Its not a question of collision attacks, although that is an indication of the strength of the hash.
Just because both MD5 and SHA-1 yield a key of the same length, that doesn't mean that they will have the same chance of a collision. The algorithm has some impact on this too.
I agree that if you're looking to hash the key, MD5 should be good enough. If you don't like it, SHA-1 or SHA-2 are also available as part of Sun's JDK.
(See Appendix A here: http://docs.oracle.com/javase/6/docs/technotes/guides/security/p11guide.html)
Key's longer than 512 are not exportable from the US.
The point I was making was that if you are not comfortable in using MD5 and you want to append the key to the hash, you may want to consider a different hash.

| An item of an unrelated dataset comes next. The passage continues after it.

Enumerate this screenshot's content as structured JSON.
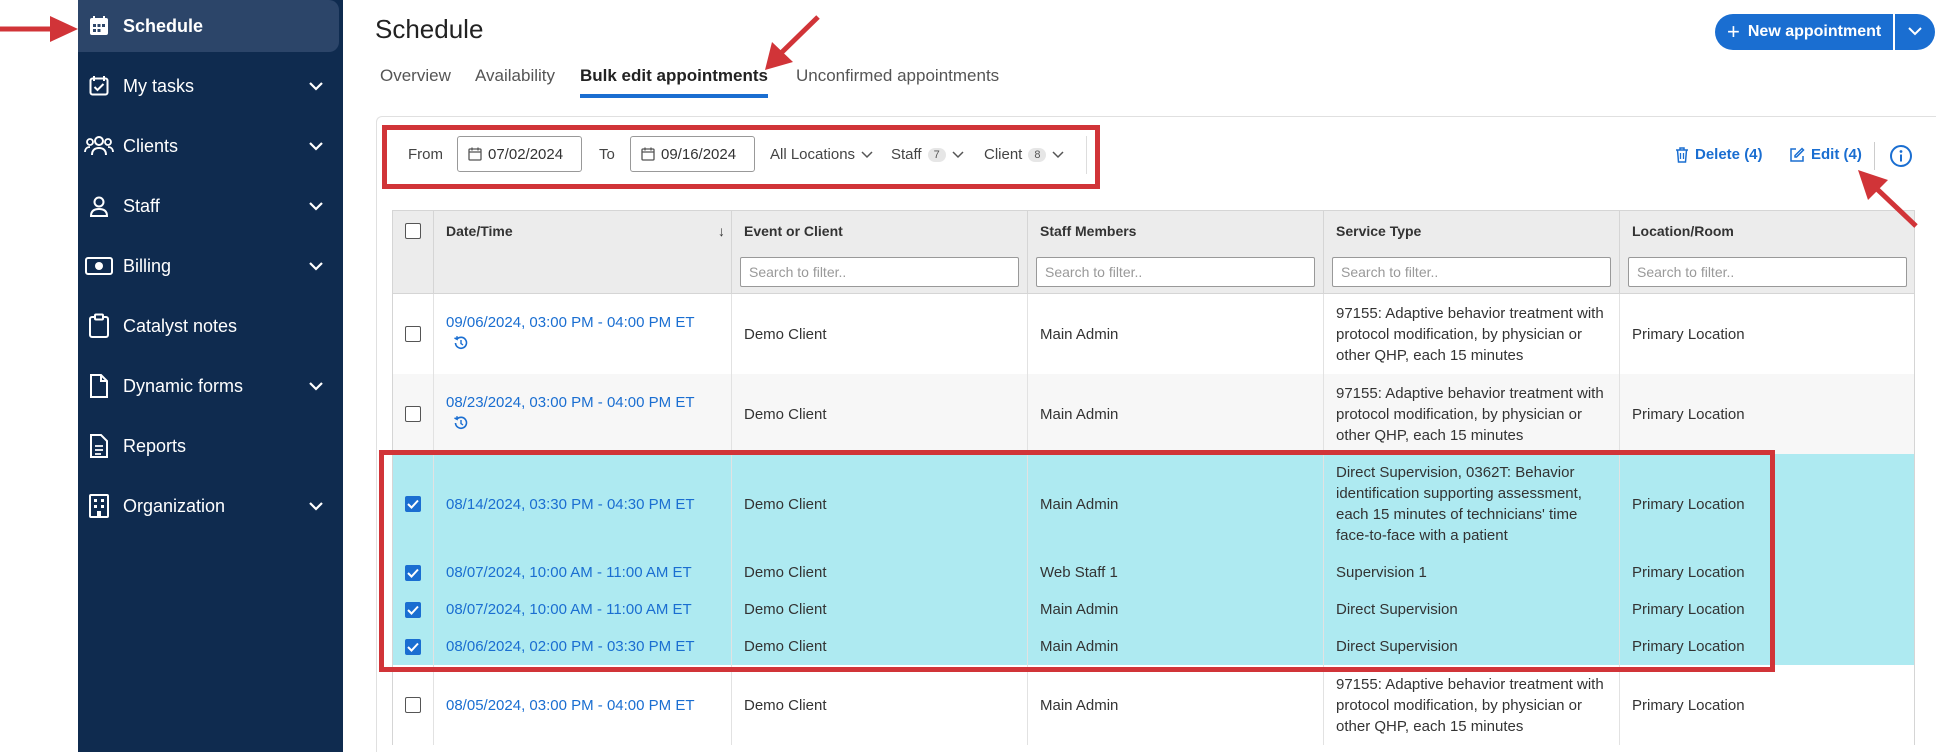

In terms of Uniqueness, take a UUID , hash it, and then truncate the hash to 128 bits from 160 bits. This actually is a form of the UUID. While this could increase the likelihood of a collision, I haven't seen one in real use.

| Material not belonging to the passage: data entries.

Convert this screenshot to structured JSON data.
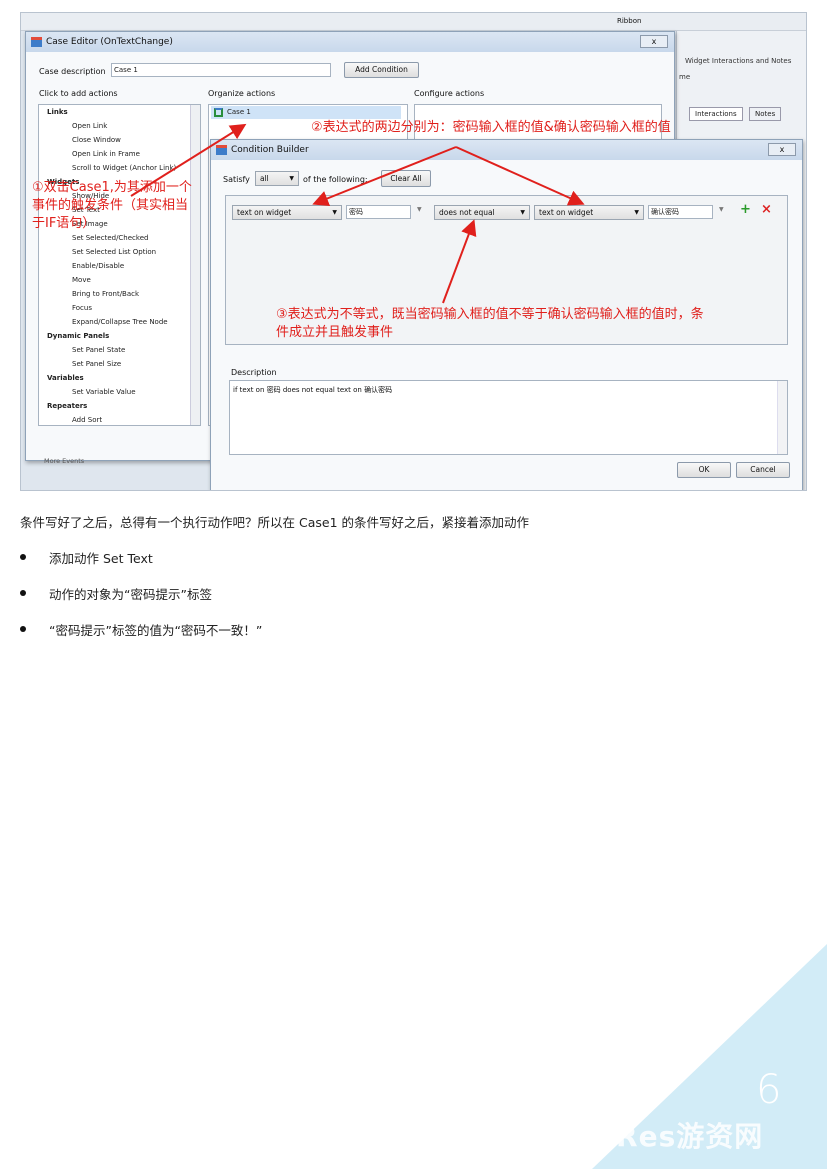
{
  "case_editor": {
    "title": "Case Editor (OnTextChange)",
    "close": "x",
    "case_description_label": "Case description",
    "case_description_value": "Case 1",
    "add_condition": "Add Condition",
    "click_to_add": "Click to add actions",
    "organize": "Organize actions",
    "configure": "Configure actions",
    "case_item": "Case 1",
    "tree": [
      {
        "label": "Links",
        "bold": true
      },
      {
        "label": "Open Link",
        "bold": false
      },
      {
        "label": "Close Window",
        "bold": false
      },
      {
        "label": "Open Link in Frame",
        "bold": false
      },
      {
        "label": "Scroll to Widget (Anchor Link)",
        "bold": false
      },
      {
        "label": "Widgets",
        "bold": true
      },
      {
        "label": "Show/Hide",
        "bold": false
      },
      {
        "label": "Set Text",
        "bold": false
      },
      {
        "label": "Set Image",
        "bold": false
      },
      {
        "label": "Set Selected/Checked",
        "bold": false
      },
      {
        "label": "Set Selected List Option",
        "bold": false
      },
      {
        "label": "Enable/Disable",
        "bold": false
      },
      {
        "label": "Move",
        "bold": false
      },
      {
        "label": "Bring to Front/Back",
        "bold": false
      },
      {
        "label": "Focus",
        "bold": false
      },
      {
        "label": "Expand/Collapse Tree Node",
        "bold": false
      },
      {
        "label": "Dynamic Panels",
        "bold": true
      },
      {
        "label": "Set Panel State",
        "bold": false
      },
      {
        "label": "Set Panel Size",
        "bold": false
      },
      {
        "label": "Variables",
        "bold": true
      },
      {
        "label": "Set Variable Value",
        "bold": false
      },
      {
        "label": "Repeaters",
        "bold": true
      },
      {
        "label": "Add Sort",
        "bold": false
      }
    ],
    "more_events": "More Events"
  },
  "right_panel": {
    "title": "Widget Interactions and Notes",
    "name_label": "me",
    "tab_interactions": "Interactions",
    "tab_notes": "Notes",
    "top_label": "Ribbon"
  },
  "condition_builder": {
    "title": "Condition Builder",
    "close": "x",
    "satisfy_label": "Satisfy",
    "satisfy_value": "all",
    "of_following": "of the following:",
    "clear_all": "Clear All",
    "left_type": "text on widget",
    "left_value": "密码",
    "operator": "does not equal",
    "right_type": "text on widget",
    "right_value": "确认密码",
    "add_symbol": "+",
    "remove_symbol": "×",
    "description_label": "Description",
    "description_text": "if text on 密码 does not equal text on 确认密码",
    "ok": "OK",
    "cancel": "Cancel"
  },
  "annotations": {
    "a1_line1": "①双击Case1,为其添加一个",
    "a1_line2": "事件的触发条件（其实相当",
    "a1_line3": "于IF语句）",
    "a2": "②表达式的两边分别为：密码输入框的值&确认密码输入框的值",
    "a3_line1": "③表达式为不等式，既当密码输入框的值不等于确认密码输入框的值时，条",
    "a3_line2": "件成立并且触发事件"
  },
  "body_text": {
    "paragraph": "条件写好了之后，总得有一个执行动作吧？所以在 Case1 的条件写好之后，紧接着添加动作",
    "bullets": [
      "添加动作 Set Text",
      "动作的对象为“密码提示”标签",
      "“密码提示”标签的值为“密码不一致！”"
    ]
  },
  "footer": {
    "page_number": "6",
    "watermark": "GameRes游资网"
  },
  "colors": {
    "annotation_red": "#e0201c",
    "corner_triangle": "#d2ecf7"
  }
}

The idea of creating a hash and then prepending it to the key is a tad pessimistic.
That was the point.
On Jul 22, 2012, at 9:21 AM, Ethan Jewett wrote:
> To echo Joe Pallas:
> Any fairly "random" hash algorithm producing the same length output should
> have about the same extremely small chance of producing the same output for
> two different inputs - a collision. It's a problem you need to be aware of
> no matter what hash algorithm you use. (Hash functions are mappings from a
> theoretically infinite input space to a finitely large output space, so
> they obviously generate the same output for multiple inputs.)
> SHA-1 specifically (and MD5 even more-so) has an attack that shows that
> given a specific input and output, we can calculate a new input that
> produces the same output with better than brute-force efficiency.
> Collisions and collision attacks are two different things. Collision
> attacks are a problem for cryptographic uses like signing, but how does
> this have anything to do with the problem of generating hBase row keys?
> Just use the fastest, most accessible, random-enough algorithm you can
> find, and if you are really worried about collisions then do something to
> ensure that the key will be unique. Right?
> On Sun, Jul 22, 2012 at 2:00 PM, Michel Segel <[EMAIL PROTECTED]>wrote:
>> Check out the comparisons between the different SHA algos.
>> In theory a collision was found for SHA-1, but none found for SHA-2 does
>> that mean that a collision doesn't exist? No, it means that it hasn't
>> happened yet and the odds are that it won't be found. Possible? Yes,
>> however, highly improbable. You have a better chance of winning the lotto...
>> The point was that if you are going to hash your key,then concatenate the
>> initial key, you would be better off looking at the SHA-1 option. You have
>> to consider a couple of factors...
>> 1: availability of the algo. SHA-1 is in the standard java API and is
>> readily available.
>> 2: speed. Is SHA-1fast enough? Maybe, depending on your requirements. For
>> most, I'll say probably.
>> 3: Size of Key. SHA-1 is probably be smaller than having an MD-5 hash and
>> the original key added.
>> Just food for thought...
>> Sent from a remote device. Please excuse any typos...
>> Mike Segel
>> On Jul 20, 2012, at 3:35 PM, Joe Pallas <[EMAIL PROTECTED]> wrote:
>>> On Jul 20, 2012, at 12:16 PM, Michel Segel wrote:
>>>> I don't believe that there has been any reports of collisions, but if.
>> You are concerned you could use the SHA-1 for generating the hash.
>> Relatively speaking, SHA-1is slower, but still fast enough for most
>>> Every hash function can have collisions, by definition. If the
>> correctness of your design depends on collisions being impossible, rather
>> than very rare, then your design is faulty.
>>> Cryptographic hash functions have the property that it is